**Input records**:

Segment Open

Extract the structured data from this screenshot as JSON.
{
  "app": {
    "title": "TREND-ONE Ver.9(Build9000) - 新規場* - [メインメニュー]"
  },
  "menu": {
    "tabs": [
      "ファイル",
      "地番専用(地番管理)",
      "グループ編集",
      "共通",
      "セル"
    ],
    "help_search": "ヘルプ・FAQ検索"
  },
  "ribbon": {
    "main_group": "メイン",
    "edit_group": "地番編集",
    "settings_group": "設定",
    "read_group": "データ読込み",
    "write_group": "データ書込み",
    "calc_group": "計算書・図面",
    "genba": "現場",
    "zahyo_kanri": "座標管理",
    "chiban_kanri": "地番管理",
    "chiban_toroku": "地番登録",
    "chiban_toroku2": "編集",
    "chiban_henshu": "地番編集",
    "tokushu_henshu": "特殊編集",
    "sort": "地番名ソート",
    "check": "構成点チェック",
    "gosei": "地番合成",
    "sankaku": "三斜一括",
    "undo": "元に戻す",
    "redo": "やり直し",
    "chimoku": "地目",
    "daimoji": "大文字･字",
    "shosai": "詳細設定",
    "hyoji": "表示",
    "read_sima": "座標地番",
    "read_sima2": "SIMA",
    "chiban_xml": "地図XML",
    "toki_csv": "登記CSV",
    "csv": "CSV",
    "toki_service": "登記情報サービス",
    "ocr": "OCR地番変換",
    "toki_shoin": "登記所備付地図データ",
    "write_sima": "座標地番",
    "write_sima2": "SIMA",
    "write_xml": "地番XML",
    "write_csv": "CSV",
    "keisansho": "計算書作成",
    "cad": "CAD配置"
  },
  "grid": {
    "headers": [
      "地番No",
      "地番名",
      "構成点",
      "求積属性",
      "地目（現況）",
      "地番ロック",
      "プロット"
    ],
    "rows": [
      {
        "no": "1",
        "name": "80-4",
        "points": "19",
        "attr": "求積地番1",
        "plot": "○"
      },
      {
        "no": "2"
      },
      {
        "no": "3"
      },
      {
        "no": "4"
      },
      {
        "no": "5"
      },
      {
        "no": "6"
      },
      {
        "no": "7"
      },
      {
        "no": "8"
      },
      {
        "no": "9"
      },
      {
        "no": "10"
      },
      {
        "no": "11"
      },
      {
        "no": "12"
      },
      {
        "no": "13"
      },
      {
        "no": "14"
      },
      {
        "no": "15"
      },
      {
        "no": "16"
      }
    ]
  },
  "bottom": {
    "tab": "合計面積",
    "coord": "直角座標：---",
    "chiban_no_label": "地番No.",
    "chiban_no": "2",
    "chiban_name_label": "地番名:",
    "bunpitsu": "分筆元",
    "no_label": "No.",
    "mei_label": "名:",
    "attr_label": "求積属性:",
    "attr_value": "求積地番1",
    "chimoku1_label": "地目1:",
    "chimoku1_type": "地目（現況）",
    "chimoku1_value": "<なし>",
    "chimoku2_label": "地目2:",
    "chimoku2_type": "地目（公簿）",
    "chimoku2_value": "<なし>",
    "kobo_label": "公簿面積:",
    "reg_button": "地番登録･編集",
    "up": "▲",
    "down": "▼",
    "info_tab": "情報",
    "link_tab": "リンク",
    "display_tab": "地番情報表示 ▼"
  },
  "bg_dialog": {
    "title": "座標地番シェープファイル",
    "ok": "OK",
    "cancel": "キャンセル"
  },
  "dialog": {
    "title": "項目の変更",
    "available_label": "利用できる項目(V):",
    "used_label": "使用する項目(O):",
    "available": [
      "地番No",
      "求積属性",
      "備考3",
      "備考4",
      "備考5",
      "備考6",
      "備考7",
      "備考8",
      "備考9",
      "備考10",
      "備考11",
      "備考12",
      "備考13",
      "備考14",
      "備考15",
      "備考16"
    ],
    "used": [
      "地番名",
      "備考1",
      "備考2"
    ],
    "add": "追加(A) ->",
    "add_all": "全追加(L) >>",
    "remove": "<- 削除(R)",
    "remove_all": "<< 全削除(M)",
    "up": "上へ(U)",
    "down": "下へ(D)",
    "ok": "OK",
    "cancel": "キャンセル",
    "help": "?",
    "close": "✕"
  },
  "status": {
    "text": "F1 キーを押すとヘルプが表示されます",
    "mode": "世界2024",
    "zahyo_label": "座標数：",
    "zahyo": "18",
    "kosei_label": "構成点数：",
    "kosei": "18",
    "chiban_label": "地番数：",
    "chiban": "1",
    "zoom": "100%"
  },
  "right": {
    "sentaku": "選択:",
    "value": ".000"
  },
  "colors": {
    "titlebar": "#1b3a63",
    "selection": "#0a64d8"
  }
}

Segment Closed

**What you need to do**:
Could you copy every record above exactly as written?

**Solution**:
Extract the structured data from this screenshot as JSON.
{
  "app": {
    "title": "TREND-ONE Ver.9(Build9000) - 新規場* - [メインメニュー]"
  },
  "menu": {
    "tabs": [
      "ファイル",
      "地番専用(地番管理)",
      "グループ編集",
      "共通",
      "セル"
    ],
    "help_search": "ヘルプ・FAQ検索"
  },
  "ribbon": {
    "main_group": "メイン",
    "edit_group": "地番編集",
    "settings_group": "設定",
    "read_group": "データ読込み",
    "write_group": "データ書込み",
    "calc_group": "計算書・図面",
    "genba": "現場",
    "zahyo_kanri": "座標管理",
    "chiban_kanri": "地番管理",
    "chiban_toroku": "地番登録",
    "chiban_toroku2": "編集",
    "chiban_henshu": "地番編集",
    "tokushu_henshu": "特殊編集",
    "sort": "地番名ソート",
    "check": "構成点チェック",
    "gosei": "地番合成",
    "sankaku": "三斜一括",
    "undo": "元に戻す",
    "redo": "やり直し",
    "chimoku": "地目",
    "daimoji": "大文字･字",
    "shosai": "詳細設定",
    "hyoji": "表示",
    "read_sima": "座標地番",
    "read_sima2": "SIMA",
    "chiban_xml": "地図XML",
    "toki_csv": "登記CSV",
    "csv": "CSV",
    "toki_service": "登記情報サービス",
    "ocr": "OCR地番変換",
    "toki_shoin": "登記所備付地図データ",
    "write_sima": "座標地番",
    "write_sima2": "SIMA",
    "write_xml": "地番XML",
    "write_csv": "CSV",
    "keisansho": "計算書作成",
    "cad": "CAD配置"
  },
  "grid": {
    "headers": [
      "地番No",
      "地番名",
      "構成点",
      "求積属性",
      "地目（現況）",
      "地番ロック",
      "プロット"
    ],
    "rows": [
      {
        "no": "1",
        "name": "80-4",
        "points": "19",
        "attr": "求積地番1",
        "plot": "○"
      },
      {
        "no": "2"
      },
      {
        "no": "3"
      },
      {
        "no": "4"
      },
      {
        "no": "5"
      },
      {
        "no": "6"
      },
      {
        "no": "7"
      },
      {
        "no": "8"
      },
      {
        "no": "9"
      },
      {
        "no": "10"
      },
      {
        "no": "11"
      },
      {
        "no": "12"
      },
      {
        "no": "13"
      },
      {
        "no": "14"
      },
      {
        "no": "15"
      },
      {
        "no": "16"
      }
    ]
  },
  "bottom": {
    "tab": "合計面積",
    "coord": "直角座標：---",
    "chiban_no_label": "地番No.",
    "chiban_no": "2",
    "chiban_name_label": "地番名:",
    "bunpitsu": "分筆元",
    "no_label": "No.",
    "mei_label": "名:",
    "attr_label": "求積属性:",
    "attr_value": "求積地番1",
    "chimoku1_label": "地目1:",
    "chimoku1_type": "地目（現況）",
    "chimoku1_value": "<なし>",
    "chimoku2_label": "地目2:",
    "chimoku2_type": "地目（公簿）",
    "chimoku2_value": "<なし>",
    "kobo_label": "公簿面積:",
    "reg_button": "地番登録･編集",
    "up": "▲",
    "down": "▼",
    "info_tab": "情報",
    "link_tab": "リンク",
    "display_tab": "地番情報表示 ▼"
  },
  "bg_dialog": {
    "title": "座標地番シェープファイル",
    "ok": "OK",
    "cancel": "キャンセル"
  },
  "dialog": {
    "title": "項目の変更",
    "available_label": "利用できる項目(V):",
    "used_label": "使用する項目(O):",
    "available": [
      "地番No",
      "求積属性",
      "備考3",
      "備考4",
      "備考5",
      "備考6",
      "備考7",
      "備考8",
      "備考9",
      "備考10",
      "備考11",
      "備考12",
      "備考13",
      "備考14",
      "備考15",
      "備考16"
    ],
    "used": [
      "地番名",
      "備考1",
      "備考2"
    ],
    "add": "追加(A) ->",
    "add_all": "全追加(L) >>",
    "remove": "<- 削除(R)",
    "remove_all": "<< 全削除(M)",
    "up": "上へ(U)",
    "down": "下へ(D)",
    "ok": "OK",
    "cancel": "キャンセル",
    "help": "?",
    "close": "✕"
  },
  "status": {
    "text": "F1 キーを押すとヘルプが表示されます",
    "mode": "世界2024",
    "zahyo_label": "座標数：",
    "zahyo": "18",
    "kosei_label": "構成点数：",
    "kosei": "18",
    "chiban_label": "地番数：",
    "chiban": "1",
    "zoom": "100%"
  },
  "right": {
    "sentaku": "選択:",
    "value": ".000"
  },
  "colors": {
    "titlebar": "#1b3a63",
    "selection": "#0a64d8"
  }
}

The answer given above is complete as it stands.